• _Materials provided_:

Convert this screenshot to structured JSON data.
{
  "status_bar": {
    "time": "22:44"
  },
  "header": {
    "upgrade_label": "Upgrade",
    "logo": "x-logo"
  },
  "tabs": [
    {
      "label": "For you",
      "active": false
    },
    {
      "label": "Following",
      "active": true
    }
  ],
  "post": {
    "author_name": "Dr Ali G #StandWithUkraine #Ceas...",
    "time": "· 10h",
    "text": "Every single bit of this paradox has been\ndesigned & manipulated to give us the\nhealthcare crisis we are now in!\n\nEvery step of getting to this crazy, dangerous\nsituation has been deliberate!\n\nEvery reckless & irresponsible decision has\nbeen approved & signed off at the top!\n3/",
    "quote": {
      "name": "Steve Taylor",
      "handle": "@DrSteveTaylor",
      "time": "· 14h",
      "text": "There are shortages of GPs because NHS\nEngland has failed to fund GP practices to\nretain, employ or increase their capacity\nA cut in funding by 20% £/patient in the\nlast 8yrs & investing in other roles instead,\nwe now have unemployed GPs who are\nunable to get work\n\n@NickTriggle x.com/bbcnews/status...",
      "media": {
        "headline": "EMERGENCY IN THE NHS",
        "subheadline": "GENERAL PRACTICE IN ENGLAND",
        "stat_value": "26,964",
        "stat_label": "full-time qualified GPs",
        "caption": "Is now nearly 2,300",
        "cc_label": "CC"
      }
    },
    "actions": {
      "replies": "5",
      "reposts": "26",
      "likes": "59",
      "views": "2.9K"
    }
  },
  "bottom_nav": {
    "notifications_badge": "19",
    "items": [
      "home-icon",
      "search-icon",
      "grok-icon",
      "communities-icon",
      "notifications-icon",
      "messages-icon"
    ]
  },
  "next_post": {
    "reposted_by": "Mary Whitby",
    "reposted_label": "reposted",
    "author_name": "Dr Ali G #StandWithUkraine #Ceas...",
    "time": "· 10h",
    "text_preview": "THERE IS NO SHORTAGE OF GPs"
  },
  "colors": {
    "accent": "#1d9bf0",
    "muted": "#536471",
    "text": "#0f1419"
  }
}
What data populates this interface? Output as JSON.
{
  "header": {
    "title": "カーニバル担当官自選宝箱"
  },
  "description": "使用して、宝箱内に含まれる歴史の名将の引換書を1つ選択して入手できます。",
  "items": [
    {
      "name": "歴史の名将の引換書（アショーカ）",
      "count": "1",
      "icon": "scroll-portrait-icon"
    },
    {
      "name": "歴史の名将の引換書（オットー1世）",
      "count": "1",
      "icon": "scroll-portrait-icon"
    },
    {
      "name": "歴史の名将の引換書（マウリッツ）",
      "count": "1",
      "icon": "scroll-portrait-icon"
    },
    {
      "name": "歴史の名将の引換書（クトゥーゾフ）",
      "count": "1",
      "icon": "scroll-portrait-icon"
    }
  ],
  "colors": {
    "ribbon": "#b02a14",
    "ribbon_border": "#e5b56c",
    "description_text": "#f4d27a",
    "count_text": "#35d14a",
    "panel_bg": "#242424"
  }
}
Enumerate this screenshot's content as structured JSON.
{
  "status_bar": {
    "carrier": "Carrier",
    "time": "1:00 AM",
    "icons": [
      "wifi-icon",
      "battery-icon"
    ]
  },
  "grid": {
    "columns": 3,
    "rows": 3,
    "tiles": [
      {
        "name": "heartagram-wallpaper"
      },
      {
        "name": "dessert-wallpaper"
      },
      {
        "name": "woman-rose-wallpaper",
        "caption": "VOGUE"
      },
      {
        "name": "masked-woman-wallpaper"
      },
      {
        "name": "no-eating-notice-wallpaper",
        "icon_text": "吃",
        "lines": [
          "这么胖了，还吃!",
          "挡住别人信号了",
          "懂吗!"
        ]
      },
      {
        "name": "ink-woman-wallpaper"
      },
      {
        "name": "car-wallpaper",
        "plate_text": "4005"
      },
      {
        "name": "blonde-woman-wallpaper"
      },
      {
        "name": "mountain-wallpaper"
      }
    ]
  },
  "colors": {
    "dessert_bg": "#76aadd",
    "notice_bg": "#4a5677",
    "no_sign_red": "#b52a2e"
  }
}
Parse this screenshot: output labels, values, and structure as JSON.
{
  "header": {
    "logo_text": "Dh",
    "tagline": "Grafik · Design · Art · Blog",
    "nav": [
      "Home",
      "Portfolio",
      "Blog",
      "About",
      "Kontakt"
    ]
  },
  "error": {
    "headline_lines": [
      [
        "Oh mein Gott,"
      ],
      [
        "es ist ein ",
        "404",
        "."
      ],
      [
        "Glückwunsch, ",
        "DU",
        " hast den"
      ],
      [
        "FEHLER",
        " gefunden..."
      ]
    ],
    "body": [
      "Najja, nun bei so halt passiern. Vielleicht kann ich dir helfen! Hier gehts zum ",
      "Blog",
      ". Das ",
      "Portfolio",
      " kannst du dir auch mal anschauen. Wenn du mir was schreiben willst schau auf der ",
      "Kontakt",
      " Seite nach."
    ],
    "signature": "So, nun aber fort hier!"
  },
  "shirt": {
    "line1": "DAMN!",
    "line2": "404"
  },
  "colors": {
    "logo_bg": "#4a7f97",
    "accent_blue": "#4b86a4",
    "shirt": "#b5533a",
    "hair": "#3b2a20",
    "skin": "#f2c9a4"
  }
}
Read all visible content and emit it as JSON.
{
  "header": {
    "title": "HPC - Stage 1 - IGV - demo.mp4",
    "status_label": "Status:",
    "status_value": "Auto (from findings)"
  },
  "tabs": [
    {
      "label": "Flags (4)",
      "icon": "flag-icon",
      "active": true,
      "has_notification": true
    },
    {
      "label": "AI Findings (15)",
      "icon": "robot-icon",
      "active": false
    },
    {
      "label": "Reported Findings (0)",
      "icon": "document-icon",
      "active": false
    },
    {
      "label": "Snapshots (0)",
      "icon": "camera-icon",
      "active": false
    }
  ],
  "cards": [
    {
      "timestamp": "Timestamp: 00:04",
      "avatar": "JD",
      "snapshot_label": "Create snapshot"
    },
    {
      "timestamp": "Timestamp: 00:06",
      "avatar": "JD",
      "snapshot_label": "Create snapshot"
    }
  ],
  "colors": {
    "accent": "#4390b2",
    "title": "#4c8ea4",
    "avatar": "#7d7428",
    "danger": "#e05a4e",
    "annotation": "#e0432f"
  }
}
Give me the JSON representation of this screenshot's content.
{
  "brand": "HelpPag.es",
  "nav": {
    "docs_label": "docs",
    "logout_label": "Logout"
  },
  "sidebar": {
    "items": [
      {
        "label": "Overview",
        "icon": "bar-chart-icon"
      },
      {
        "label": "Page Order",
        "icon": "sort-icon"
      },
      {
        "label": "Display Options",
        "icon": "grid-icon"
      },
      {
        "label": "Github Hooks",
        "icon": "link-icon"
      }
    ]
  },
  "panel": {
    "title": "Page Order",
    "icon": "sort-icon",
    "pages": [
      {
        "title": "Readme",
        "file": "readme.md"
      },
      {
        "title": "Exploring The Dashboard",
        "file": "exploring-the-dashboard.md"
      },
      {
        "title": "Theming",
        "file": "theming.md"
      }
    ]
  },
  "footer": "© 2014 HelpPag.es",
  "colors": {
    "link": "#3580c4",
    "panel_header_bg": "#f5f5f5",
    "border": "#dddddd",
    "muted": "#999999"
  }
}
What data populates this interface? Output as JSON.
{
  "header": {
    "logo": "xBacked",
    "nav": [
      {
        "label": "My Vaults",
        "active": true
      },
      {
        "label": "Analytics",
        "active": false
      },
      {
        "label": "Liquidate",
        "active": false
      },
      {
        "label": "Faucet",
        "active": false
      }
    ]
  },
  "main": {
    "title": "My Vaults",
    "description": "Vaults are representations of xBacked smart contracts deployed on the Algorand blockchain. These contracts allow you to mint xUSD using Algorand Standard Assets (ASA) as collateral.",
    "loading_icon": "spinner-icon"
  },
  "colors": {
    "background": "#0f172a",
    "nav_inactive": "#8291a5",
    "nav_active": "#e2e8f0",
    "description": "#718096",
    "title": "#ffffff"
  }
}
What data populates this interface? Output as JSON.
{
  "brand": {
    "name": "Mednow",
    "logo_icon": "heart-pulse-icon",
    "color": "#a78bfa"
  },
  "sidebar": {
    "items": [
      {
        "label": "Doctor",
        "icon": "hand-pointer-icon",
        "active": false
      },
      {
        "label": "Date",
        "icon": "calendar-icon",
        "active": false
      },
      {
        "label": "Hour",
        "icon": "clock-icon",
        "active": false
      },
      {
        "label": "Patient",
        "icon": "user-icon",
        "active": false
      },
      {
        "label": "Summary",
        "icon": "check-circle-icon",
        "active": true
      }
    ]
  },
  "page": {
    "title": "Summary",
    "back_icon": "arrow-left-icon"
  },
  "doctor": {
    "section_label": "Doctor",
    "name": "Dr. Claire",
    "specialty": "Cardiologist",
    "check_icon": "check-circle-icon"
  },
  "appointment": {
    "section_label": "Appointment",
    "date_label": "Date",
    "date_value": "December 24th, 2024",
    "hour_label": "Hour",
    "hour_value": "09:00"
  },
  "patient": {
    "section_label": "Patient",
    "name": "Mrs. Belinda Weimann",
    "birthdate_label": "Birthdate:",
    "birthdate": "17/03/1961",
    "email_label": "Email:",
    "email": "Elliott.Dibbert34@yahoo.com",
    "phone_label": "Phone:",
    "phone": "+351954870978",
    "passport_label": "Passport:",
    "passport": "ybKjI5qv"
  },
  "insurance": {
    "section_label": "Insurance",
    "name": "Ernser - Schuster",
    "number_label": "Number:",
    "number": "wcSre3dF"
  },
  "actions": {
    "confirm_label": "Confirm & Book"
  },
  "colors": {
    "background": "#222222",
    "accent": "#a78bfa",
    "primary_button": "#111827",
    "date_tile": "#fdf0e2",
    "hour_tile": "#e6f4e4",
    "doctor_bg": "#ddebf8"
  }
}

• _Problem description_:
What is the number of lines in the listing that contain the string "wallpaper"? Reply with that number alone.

• _Answer area_:
9